In polls, Biden leads Trump nationally and in many battleground states, and in recent weeks the President has responded to his political predicament with incendiary attacks on his opponent, conspiracy theories about the fairness of the ballot, and unsubtle calls to his most dangerous followers—such as the Proud Boys, a far-right militia group—to “stand back and stand by.” Punctuating it all is his chilling refusal to say that he would definitely accept the results of the election and accede to a peaceful transfer of power—“we’ll see what happens” is a common statement.
If both Trump and Pence were to be incapacitated, the rules of succession in the U.S. Constitution dictate that the Speaker of the House is next in line to take over the powers of the Presidency. The Speaker, of course, is a Democrat and Trump’s political adversary, Nancy Pelosi. Trump has repeatedly derided Pelosi, and the relationship between the two has grown so poisonous that they have not had any serious contact in months.
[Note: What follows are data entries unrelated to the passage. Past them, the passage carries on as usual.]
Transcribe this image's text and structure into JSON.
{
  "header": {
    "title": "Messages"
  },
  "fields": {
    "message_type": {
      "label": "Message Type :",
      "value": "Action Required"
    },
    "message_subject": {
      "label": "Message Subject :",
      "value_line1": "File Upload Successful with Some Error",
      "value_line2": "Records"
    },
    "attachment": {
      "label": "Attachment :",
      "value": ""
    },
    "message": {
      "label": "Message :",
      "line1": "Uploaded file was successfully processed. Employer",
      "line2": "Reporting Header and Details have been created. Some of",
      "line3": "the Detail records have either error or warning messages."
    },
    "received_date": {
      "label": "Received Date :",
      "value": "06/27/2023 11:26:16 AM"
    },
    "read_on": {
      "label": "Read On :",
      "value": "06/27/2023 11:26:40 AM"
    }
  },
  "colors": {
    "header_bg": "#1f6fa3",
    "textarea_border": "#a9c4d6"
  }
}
For some time, commentators have routinely discussed what the October surprise would be. It was assumed that an autumn drama would entail the President challenging the legitimacy of the ballot, and he has done that repeatedly. At the debate, he retailed false and exaggerated stories about mail-in ballots, all in a seeming effort to sow confusion and cast doubt on a contest that he appears to be losing. But now that October surprise is here, and it involves something no less alarming—the state of the President’s health and that of his wife and senior advisers, and what it all will mean for the governance of the United States, a nation that has been suffering multiple crises for so many months. In a speech that he delivered virtually on Thursday night, for the seventy-fifth annual Al Smith dinner, the President said, “I just want to say that the end of the pandemic is in sight, and next year will be one of the greatest years in the history of our country.”